● WHAT IS BEING ASKED
Among the lines of the records, find all that carry the word "this" and copy them.

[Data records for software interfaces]
....

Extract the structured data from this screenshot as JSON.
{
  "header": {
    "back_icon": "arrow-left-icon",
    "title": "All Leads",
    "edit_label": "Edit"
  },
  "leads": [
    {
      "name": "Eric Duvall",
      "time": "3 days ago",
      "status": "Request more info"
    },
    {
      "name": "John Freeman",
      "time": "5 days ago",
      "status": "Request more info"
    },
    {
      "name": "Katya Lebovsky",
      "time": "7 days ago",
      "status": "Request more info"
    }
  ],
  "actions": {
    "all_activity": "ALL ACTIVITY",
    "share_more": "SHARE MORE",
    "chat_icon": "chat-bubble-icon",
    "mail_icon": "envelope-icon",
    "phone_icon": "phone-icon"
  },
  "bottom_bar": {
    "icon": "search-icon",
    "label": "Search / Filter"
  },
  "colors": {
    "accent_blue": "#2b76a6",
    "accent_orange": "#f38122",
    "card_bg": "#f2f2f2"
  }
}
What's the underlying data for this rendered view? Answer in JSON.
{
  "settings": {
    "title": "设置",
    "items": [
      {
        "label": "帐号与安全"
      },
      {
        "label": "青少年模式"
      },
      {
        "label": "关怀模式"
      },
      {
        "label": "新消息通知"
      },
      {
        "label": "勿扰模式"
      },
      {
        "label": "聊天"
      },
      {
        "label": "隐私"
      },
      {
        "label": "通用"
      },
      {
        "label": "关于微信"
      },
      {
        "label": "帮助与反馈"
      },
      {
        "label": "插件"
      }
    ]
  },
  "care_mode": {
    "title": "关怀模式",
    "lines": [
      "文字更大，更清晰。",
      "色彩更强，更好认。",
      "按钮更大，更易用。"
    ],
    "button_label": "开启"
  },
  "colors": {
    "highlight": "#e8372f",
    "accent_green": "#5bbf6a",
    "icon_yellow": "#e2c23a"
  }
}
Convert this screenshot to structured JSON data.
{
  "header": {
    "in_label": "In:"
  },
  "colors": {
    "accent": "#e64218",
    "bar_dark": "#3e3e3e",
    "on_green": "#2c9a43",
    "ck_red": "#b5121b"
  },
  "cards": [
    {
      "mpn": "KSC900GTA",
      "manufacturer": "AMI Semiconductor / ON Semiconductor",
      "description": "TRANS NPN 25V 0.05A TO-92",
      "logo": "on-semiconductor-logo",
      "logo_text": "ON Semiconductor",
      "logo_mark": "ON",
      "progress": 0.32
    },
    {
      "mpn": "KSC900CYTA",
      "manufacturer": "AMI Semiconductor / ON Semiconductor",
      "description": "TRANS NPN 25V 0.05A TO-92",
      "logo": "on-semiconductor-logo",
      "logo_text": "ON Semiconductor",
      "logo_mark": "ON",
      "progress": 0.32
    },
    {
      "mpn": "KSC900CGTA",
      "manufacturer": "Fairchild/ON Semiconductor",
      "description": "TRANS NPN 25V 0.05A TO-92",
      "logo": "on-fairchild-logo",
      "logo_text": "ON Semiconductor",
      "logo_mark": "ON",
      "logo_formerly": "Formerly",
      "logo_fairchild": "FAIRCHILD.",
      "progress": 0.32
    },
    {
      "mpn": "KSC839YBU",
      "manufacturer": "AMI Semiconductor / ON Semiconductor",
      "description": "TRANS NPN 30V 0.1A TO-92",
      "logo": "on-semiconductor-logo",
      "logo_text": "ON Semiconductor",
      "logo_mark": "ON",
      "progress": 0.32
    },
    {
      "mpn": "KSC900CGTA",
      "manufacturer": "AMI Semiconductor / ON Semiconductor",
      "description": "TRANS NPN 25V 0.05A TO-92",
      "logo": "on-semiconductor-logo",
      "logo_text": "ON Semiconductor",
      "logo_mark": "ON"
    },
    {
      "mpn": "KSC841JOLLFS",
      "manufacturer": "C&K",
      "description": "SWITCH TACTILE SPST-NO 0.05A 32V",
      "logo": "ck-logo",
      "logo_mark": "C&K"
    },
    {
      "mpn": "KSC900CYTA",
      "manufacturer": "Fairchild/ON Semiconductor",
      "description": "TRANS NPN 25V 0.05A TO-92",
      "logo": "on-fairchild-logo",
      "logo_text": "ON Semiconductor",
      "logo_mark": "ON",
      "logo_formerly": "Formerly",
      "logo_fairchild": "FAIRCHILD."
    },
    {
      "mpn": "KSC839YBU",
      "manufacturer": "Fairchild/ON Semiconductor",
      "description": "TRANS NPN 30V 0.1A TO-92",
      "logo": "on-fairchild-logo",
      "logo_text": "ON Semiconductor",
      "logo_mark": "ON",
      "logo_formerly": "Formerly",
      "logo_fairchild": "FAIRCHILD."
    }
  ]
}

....

● EXERCISE RESPONSE
Extract the structured data from this screenshot as JSON.
What's the underlying data for this rendered view? Answer in JSON.
Convert this screenshot to structured JSON data.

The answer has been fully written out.